But I also can't let the CBS pre-game gang off without pointing out what an act-like-you-know bunch of hotdogs they were in their unanimous picks of the Steelers to beat the Ravens. And no one was a bigger gasbag anywhere in the land of football television Sunday than Dan Marino in explaining why he was picking the Steelers over the Ravens.
For the record, Boomer Esiason, Bill Cowher, Shannon Sharpe and Marino all picked the Steelers to win. (Et tu, Shannon?)
But then, trying to sound like only a fool would even consider the Ravens, Marino says after the picks, "The Steelers are loaded, boys. Who makes the big plays? Ben Roethlisberger makes the big plays."
Not exactly, Dan.
Not this Sunday.
Joe Flacco made some big plays. Ray Rice made some big plays. Ed Reed, Ray Lewis, Haloti Ngata, Terrell Suggs and other Ravens made lots of big plays. But not really Roethlisberger so much.
Look at the bright side. At least the CBS announcers weren't calling Roethlisberger "Big Ben" all afternoon once the gamegot underway and the Ravens started beating up on him.
In retrospect, the pre-game pro-Steelers talk might not have seemed so offensive if it hadn't continued at the start of the game telecast with Jim Nantz and Phil Simms.
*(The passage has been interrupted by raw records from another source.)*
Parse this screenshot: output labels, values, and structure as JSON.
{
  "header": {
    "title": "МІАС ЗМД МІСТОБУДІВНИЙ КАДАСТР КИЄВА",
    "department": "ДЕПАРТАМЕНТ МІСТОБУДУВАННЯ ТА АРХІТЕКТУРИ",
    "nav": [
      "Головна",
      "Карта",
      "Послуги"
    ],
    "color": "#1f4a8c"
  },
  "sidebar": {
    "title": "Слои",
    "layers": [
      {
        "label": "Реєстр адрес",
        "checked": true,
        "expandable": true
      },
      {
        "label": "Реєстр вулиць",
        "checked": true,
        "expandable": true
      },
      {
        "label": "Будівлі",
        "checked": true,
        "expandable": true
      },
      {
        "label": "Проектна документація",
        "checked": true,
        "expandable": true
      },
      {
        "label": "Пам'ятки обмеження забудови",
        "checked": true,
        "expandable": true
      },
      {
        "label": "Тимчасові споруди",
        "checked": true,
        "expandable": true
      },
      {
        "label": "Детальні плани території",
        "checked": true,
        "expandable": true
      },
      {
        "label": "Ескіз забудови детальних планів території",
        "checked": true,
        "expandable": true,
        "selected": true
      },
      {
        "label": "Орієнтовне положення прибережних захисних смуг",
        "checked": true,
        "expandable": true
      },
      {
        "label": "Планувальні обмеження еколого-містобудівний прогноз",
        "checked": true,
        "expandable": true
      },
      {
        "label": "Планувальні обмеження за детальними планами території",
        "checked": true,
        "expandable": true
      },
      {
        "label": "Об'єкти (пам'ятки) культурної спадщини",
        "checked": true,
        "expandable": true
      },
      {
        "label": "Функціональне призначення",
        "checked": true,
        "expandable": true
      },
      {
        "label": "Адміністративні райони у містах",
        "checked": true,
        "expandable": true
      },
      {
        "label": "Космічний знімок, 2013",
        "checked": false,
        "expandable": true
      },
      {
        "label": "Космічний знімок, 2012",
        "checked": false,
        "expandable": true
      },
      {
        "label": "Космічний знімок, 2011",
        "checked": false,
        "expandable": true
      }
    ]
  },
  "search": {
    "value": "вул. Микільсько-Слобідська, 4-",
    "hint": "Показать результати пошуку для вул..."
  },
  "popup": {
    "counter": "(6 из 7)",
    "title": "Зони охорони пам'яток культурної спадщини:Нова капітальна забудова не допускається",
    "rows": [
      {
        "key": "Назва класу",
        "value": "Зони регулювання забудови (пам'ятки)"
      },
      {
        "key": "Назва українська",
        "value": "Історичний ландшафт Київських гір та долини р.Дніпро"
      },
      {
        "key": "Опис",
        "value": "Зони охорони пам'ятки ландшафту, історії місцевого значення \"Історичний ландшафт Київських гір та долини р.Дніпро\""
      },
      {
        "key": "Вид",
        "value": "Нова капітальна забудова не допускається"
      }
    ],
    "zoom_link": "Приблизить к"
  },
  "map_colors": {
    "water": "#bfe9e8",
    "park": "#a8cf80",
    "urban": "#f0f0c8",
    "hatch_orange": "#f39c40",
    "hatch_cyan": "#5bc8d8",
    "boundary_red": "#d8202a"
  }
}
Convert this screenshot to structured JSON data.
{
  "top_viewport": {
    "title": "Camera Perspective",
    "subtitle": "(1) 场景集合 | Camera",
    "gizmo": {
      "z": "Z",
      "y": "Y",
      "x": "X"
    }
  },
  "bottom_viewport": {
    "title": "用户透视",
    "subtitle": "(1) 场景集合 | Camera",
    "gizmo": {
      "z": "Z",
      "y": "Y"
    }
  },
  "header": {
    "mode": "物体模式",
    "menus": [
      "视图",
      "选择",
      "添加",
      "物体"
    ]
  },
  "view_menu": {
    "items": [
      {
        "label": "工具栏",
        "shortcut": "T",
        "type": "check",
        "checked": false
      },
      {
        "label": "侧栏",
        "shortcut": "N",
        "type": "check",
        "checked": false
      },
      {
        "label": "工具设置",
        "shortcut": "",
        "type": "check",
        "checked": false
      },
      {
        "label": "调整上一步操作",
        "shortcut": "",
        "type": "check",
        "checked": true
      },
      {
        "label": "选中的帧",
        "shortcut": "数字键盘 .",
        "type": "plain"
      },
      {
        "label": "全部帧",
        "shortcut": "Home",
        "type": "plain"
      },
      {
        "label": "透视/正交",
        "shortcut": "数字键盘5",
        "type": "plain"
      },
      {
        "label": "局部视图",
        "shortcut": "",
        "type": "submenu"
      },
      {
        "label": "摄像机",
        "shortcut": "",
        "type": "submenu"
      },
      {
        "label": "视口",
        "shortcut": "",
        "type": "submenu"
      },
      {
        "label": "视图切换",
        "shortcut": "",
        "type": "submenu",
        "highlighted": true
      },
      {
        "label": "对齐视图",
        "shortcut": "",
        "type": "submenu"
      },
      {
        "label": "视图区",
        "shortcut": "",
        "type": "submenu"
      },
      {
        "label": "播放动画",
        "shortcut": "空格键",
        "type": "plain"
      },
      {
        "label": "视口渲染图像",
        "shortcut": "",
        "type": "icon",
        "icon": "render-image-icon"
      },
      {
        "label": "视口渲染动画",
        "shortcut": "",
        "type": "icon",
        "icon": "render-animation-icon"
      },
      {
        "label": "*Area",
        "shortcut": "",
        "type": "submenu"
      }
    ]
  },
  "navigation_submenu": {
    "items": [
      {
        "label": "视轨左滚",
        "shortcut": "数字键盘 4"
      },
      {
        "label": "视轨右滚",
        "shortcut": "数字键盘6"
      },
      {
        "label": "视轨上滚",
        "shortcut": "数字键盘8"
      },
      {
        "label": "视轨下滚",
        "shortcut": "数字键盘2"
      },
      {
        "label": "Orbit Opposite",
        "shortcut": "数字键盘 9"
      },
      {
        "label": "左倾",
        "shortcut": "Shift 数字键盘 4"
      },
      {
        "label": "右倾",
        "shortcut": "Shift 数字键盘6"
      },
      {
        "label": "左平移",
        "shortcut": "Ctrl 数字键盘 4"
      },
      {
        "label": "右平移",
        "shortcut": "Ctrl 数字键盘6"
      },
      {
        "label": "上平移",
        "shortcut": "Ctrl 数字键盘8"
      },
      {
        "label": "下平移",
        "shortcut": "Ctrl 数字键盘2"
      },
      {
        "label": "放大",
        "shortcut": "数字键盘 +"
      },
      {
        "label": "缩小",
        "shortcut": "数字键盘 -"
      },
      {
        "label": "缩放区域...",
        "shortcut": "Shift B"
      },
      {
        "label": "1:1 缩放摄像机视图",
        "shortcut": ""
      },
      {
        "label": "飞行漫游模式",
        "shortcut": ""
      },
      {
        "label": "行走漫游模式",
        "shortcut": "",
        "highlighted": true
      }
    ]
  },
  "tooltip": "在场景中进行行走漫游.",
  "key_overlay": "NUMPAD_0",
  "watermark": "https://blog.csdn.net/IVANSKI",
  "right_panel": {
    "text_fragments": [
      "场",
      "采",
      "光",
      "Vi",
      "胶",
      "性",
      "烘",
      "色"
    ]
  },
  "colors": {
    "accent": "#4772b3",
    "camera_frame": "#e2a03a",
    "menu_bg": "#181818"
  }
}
I like Simms and Nantz in a lot of ways, but right out of the box, Simms is mimicking the wisdom back at CBS Sports headquarters.
"The Pittsburgh Steelers are coming in on a high," Simms told viewers at the top of the telecast.
"It's the exact opposite for Joe Flacco and the Ravens. Their offensive line is in disarray."
Simms did semi-acknowledge his flawed critique in the last couple of minutes of the telecast, saying, "All week long, I've been saying it's going to be tough with the Ravens offensive line -- I don't how they're going to do it."
He almost apologized for his wronghedaded analysis, but not quite. Simms and Nantz acted like they had access to inside Ravens thinking all week. But if that is true, they would have at least mentioned the local mantra, "In Ozzie We Trust" -- the belief that General Manager Ozzie Newsome can almost always pull a rabbit out of the hat as he did again with the signing of offensive tackle Bryant McKinnie.
But here are a couple of things I really did like about the telecast Sunday: the 9/11-related ads and the way the CBS crew got out of the way for the pre-game remembrance of 9/11. The images and the music were what mattered -- not anything an announcer could say.
Verizon, Budweiser and State Farm all produced tastetful, powerful and respectful ads for the 10th anniversary of one of the darkest says in the nation's life. And for once, the ads enriched and elevated the entire telecast.